- WHAT THE TASK ASKS:
Reproduce all of the data exactly as written.

- RECORDS FOR THE EXERCISE:
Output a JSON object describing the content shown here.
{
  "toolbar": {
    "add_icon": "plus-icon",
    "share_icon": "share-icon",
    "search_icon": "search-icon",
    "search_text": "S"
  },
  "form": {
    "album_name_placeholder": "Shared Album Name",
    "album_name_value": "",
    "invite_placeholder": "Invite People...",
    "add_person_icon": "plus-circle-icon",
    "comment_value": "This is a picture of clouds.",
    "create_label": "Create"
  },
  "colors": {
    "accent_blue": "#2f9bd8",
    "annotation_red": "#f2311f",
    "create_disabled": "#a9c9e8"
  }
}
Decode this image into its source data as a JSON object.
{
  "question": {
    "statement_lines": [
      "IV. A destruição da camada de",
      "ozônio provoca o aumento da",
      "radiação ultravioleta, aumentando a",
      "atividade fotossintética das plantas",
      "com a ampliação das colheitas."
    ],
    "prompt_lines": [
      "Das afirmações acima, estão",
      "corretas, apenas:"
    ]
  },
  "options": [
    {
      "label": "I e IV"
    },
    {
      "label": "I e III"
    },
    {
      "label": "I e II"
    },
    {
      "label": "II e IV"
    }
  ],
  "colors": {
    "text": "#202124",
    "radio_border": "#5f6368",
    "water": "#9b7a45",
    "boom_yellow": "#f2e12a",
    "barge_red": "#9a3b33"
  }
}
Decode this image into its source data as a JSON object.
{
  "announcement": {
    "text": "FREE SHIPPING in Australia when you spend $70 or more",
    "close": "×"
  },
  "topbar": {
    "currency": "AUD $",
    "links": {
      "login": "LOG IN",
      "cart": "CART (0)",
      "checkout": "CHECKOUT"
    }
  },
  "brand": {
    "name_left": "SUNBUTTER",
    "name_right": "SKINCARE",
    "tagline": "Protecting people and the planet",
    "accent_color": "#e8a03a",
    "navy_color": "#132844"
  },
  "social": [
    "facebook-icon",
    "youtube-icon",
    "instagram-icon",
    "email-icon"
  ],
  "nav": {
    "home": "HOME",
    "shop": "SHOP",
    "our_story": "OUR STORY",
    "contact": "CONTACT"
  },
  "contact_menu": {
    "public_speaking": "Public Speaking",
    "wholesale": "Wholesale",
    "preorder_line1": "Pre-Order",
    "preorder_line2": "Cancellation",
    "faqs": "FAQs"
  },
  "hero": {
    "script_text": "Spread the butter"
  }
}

- EXERCISE RESULT:
Output a JSON object describing the content shown here.
{
  "toolbar": {
    "add_icon": "plus-icon",
    "share_icon": "share-icon",
    "search_icon": "search-icon",
    "search_text": "S"
  },
  "form": {
    "album_name_placeholder": "Shared Album Name",
    "album_name_value": "",
    "invite_placeholder": "Invite People...",
    "add_person_icon": "plus-circle-icon",
    "comment_value": "This is a picture of clouds.",
    "create_label": "Create"
  },
  "colors": {
    "accent_blue": "#2f9bd8",
    "annotation_red": "#f2311f",
    "create_disabled": "#a9c9e8"
  }
}
Decode this image into its source data as a JSON object.
{
  "question": {
    "statement_lines": [
      "IV. A destruição da camada de",
      "ozônio provoca o aumento da",
      "radiação ultravioleta, aumentando a",
      "atividade fotossintética das plantas",
      "com a ampliação das colheitas."
    ],
    "prompt_lines": [
      "Das afirmações acima, estão",
      "corretas, apenas:"
    ]
  },
  "options": [
    {
      "label": "I e IV"
    },
    {
      "label": "I e III"
    },
    {
      "label": "I e II"
    },
    {
      "label": "II e IV"
    }
  ],
  "colors": {
    "text": "#202124",
    "radio_border": "#5f6368",
    "water": "#9b7a45",
    "boom_yellow": "#f2e12a",
    "barge_red": "#9a3b33"
  }
}
Decode this image into its source data as a JSON object.
{
  "announcement": {
    "text": "FREE SHIPPING in Australia when you spend $70 or more",
    "close": "×"
  },
  "topbar": {
    "currency": "AUD $",
    "links": {
      "login": "LOG IN",
      "cart": "CART (0)",
      "checkout": "CHECKOUT"
    }
  },
  "brand": {
    "name_left": "SUNBUTTER",
    "name_right": "SKINCARE",
    "tagline": "Protecting people and the planet",
    "accent_color": "#e8a03a",
    "navy_color": "#132844"
  },
  "social": [
    "facebook-icon",
    "youtube-icon",
    "instagram-icon",
    "email-icon"
  ],
  "nav": {
    "home": "HOME",
    "shop": "SHOP",
    "our_story": "OUR STORY",
    "contact": "CONTACT"
  },
  "contact_menu": {
    "public_speaking": "Public Speaking",
    "wholesale": "Wholesale",
    "preorder_line1": "Pre-Order",
    "preorder_line2": "Cancellation",
    "faqs": "FAQs"
  },
  "hero": {
    "script_text": "Spread the butter"
  }
}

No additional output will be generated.